Linear programs can be solved in polynomial time with interior point methods or in worst-case exponential time with the Simplex algorithm. Both algorithms however exhibit similar performance characteristics on "typical" matrices and the Simplex algorithm is very efficient in practice.

A

→ The set of solutions satisfying the constraints of a linear program is convex.

A

This reduces finding the optimal solution to a finite search problem (since there are only finite vertices). The number of vertices can however be extremely large.

- Express constraint inequalities as equalities by adding slack variables \(a \le b \longrightarrow a+s = b, s \ge 0\)
- Select \(m\) variables (the "basic variables")
- Re-express them in terms of the non-basic variables only (using Gaussian elimination)
- We have a basic feasible solution if the \(b\)'s (the \(x^0\) factors) are all nonnegative

Note: in the image below all variables on the RHS (the non-basic variables) are set to zero while the variables \(x_3\), \(x_4\) and \(x_5\) are set to the non-negative values \(1\), \(2\) and \(3\) respectively.

Naive optimization algorithm: Enumerate all subsets of the set of variables and find all basic feasible solutions with the above steps.
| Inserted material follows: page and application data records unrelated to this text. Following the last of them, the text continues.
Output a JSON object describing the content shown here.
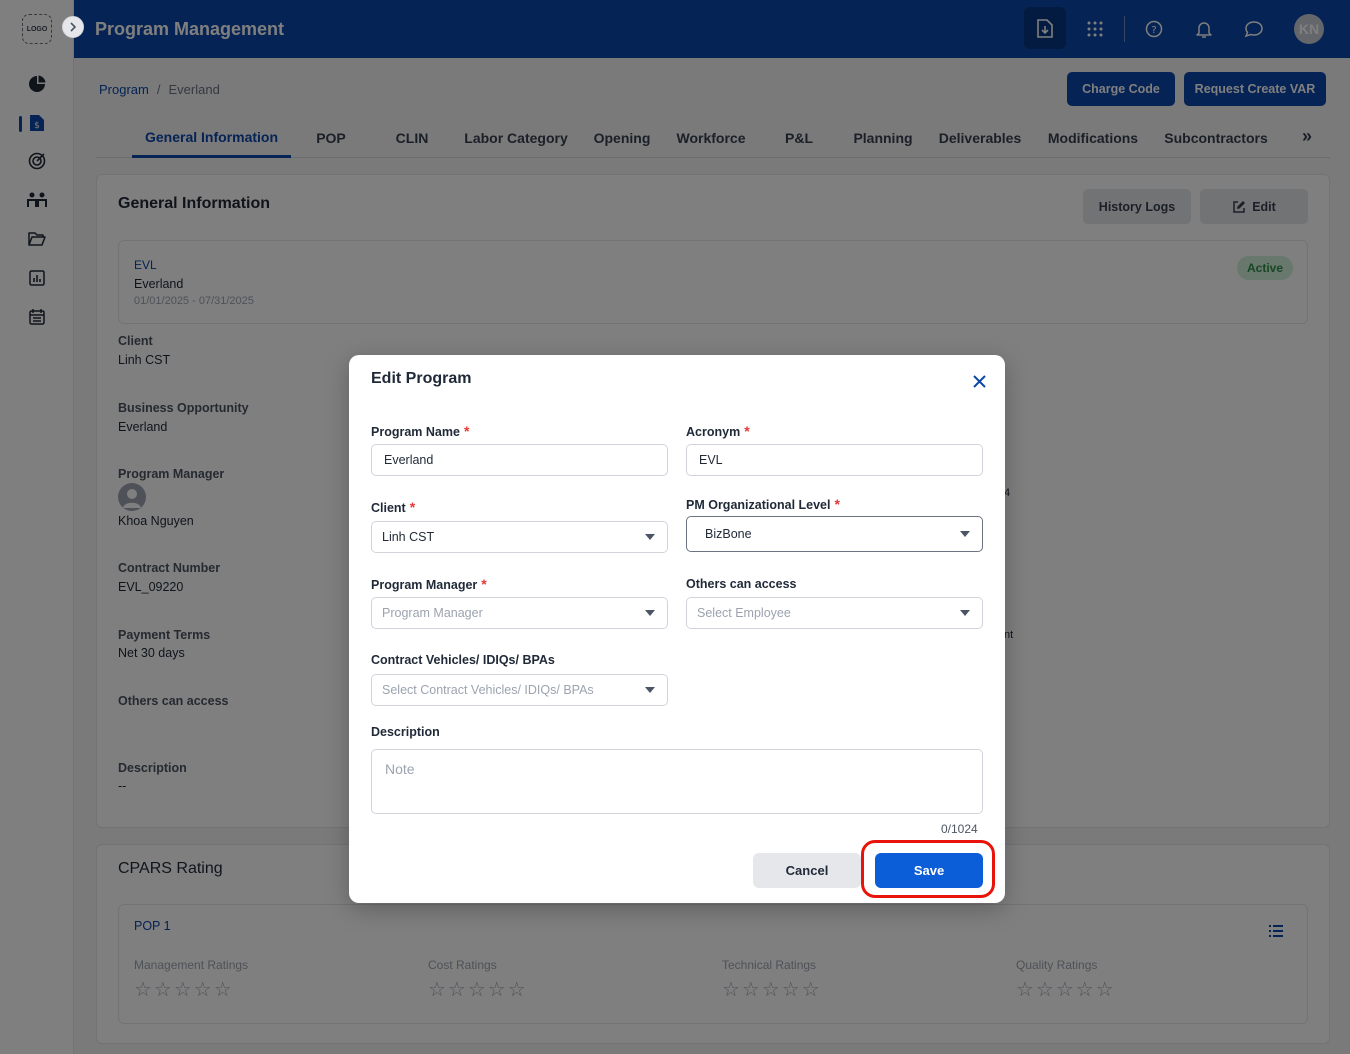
{
  "rail": {
    "logo_text": "LOGO"
  },
  "header": {
    "title": "Program Management",
    "avatar_initials": "KN"
  },
  "breadcrumb": {
    "root": "Program",
    "separator": "/",
    "current": "Everland"
  },
  "actions": {
    "charge_code": "Charge Code",
    "request_var": "Request Create VAR"
  },
  "tabs": [
    {
      "label": "General Information",
      "active": true
    },
    {
      "label": "POP"
    },
    {
      "label": "CLIN"
    },
    {
      "label": "Labor Category"
    },
    {
      "label": "Opening"
    },
    {
      "label": "Workforce"
    },
    {
      "label": "P&L"
    },
    {
      "label": "Planning"
    },
    {
      "label": "Deliverables"
    },
    {
      "label": "Modifications"
    },
    {
      "label": "Subcontractors"
    }
  ],
  "tabs_more": "»",
  "general": {
    "title": "General Information",
    "history_logs": "History Logs",
    "edit": "Edit",
    "summary": {
      "acronym": "EVL",
      "name": "Everland",
      "dates": "01/01/2025 - 07/31/2025",
      "status": "Active"
    },
    "fields": [
      {
        "label": "Client",
        "value": "Linh CST"
      },
      {
        "label": "Business Opportunity",
        "value": "Everland"
      },
      {
        "label": "Program Manager",
        "value": "Khoa Nguyen"
      },
      {
        "label": "Contract Number",
        "value": "EVL_09220"
      },
      {
        "label": "Payment Terms",
        "value": "Net 30 days"
      },
      {
        "label": "Others can access",
        "value": ""
      },
      {
        "label": "Description",
        "value": "--"
      }
    ],
    "peek_1": "4",
    "peek_2": "nt"
  },
  "cpars": {
    "title": "CPARS Rating",
    "pop_name": "POP 1",
    "ratings": [
      {
        "label": "Management Ratings",
        "stars": 0
      },
      {
        "label": "Cost Ratings",
        "stars": 0
      },
      {
        "label": "Technical Ratings",
        "stars": 0
      },
      {
        "label": "Quality Ratings",
        "stars": 0
      }
    ],
    "star_glyphs": "☆☆☆☆☆"
  },
  "modal": {
    "title": "Edit Program",
    "program_name": {
      "label": "Program Name",
      "value": "Everland"
    },
    "acronym": {
      "label": "Acronym",
      "value": "EVL"
    },
    "client": {
      "label": "Client",
      "value": "Linh CST"
    },
    "pm_level": {
      "label": "PM Organizational Level",
      "value": "BizBone"
    },
    "program_manager": {
      "label": "Program Manager",
      "placeholder": "Program Manager"
    },
    "others_access": {
      "label": "Others can access",
      "placeholder": "Select Employee"
    },
    "contract_vehicles": {
      "label": "Contract Vehicles/ IDIQs/ BPAs",
      "placeholder": "Select Contract Vehicles/ IDIQs/ BPAs"
    },
    "description": {
      "label": "Description",
      "placeholder": "Note",
      "counter": "0/1024"
    },
    "required_mark": "*",
    "cancel": "Cancel",
    "save": "Save"
  },
  "colors": {
    "brand": "#0b47a8",
    "save": "#0b5ed7",
    "highlight": "#e8140c",
    "active_badge": "#d1f0d9"
  }
}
This is highly inefficient, instead use the simplex algorithm.

Starting from one basic feasible solution the simplex algorithm iteratively moves from one BFS to the next until it arrives at the global optimum. The move (swapping a basic and non-basic variable) is as follows:

- Select a non-basic variable with a negative coefficient in the objective function (the entering variable)
- Select a basic variable (the leaving variable) to maintain feasibility $$ l = \arg \min_{i:a_{ie} <0} \frac{b_i}{-a_{ie}} $$
- Perform gaussian elimination (eliminate \(x_e\) from the right-hand side)

This operation is called pivoting

`pivot(e, l)`

.A BFS is optimal if its objective function after having eliminated all basic variables, is of the form: $$ c_0 + c_1x_1 + \ldots + c_nx_n \\ c_i \ge 0 \,\,(1 \le i \le n) $$

$$ \begin{alignat}{1} & \text{while } \exists 1 \le i \le n\colon c_i < 0 \text{ do} \\ & \quad \text{choose } e \text{ such that } c_e < 0; & \\ & \quad l = \arg \min_{i:a_{ie} <0} \frac{b_i}{-a_{ie}} & \\ & \quad \text{pivot} (e, l) & \\ \end{alignat} $$ Assume that during the execution all \(b_i\) are always strictly positive and that the objective function is bounded below.

If a basic variable \(x_i\) has a negative coefficient in the objective function but only positive coefficients in the constraints the objective is unbounded below. This is because by making \(x_i\) arbitrarily large the objective can be made arbitrarily small but the solution remains feasible since the non-basic variables remain positive.

If one of the \(b_i\) is zero during leaving variable selection we will always select the same variable since the arg-min ratio will always be zero. But selecting this variable will cause the objective function to remain the same so the algorithm never terminates. We can fix this by slightly changing our pivoting rule:

- Bland rule: always select the first entering variable lexicographically. This solves the non-termination issue but may not be very efficient since we generally want to select variables with large negative coefficents since by assigning a large positive value to those variables we can significantly decrease the objective.
- Lexicographic pivoting rule: break ties when selecting the leaving variable by using a lexicographic pivoting rule.
- Pertubation methods

Introduce artificial variables \(y_1\) to \(y_m\)

and optimize this problem with the simplex algorithm starting from a trivial initial BFS. If we find a solution with objective value 0 then the original problem is feasible since in this case all the \(y_i\) are zero (If a \(y_i\) is not zero we can perform a pivot to replace them with an \(x_i\)). From this solution we can create an initial BFS for our original problem.